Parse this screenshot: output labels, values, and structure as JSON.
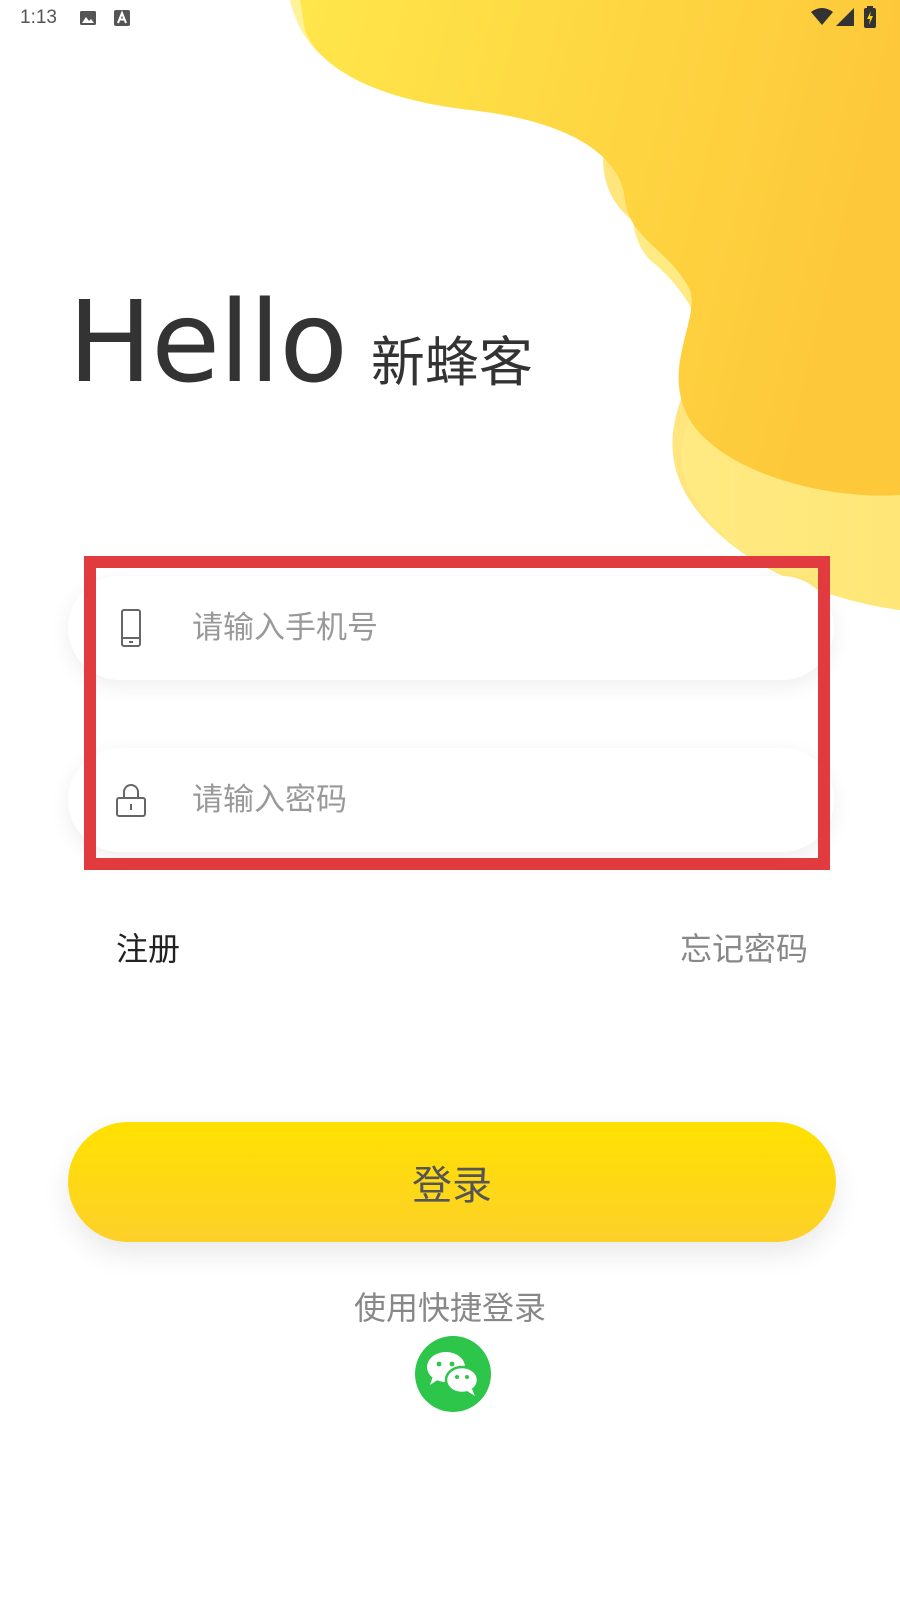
{
  "status_bar": {
    "time": "1:13"
  },
  "greeting": {
    "hello": "Hello",
    "brand": "新蜂客"
  },
  "login_form": {
    "phone_placeholder": "请输入手机号",
    "phone_icon": "phone-icon",
    "password_placeholder": "请输入密码",
    "password_icon": "lock-icon"
  },
  "links": {
    "register": "注册",
    "forgot_password": "忘记密码"
  },
  "login_button_label": "登录",
  "quick_login": {
    "label": "使用快捷登录",
    "wechat_icon": "wechat-icon"
  },
  "colors": {
    "accent_yellow": "#FFE100",
    "wechat_green": "#2DC54A",
    "highlight_red": "#E13B3F"
  }
}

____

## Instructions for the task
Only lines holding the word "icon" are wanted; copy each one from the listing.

## Task output
    "phone_icon": "phone-icon",
    "password_icon": "lock-icon"
    "wechat_icon": "wechat-icon"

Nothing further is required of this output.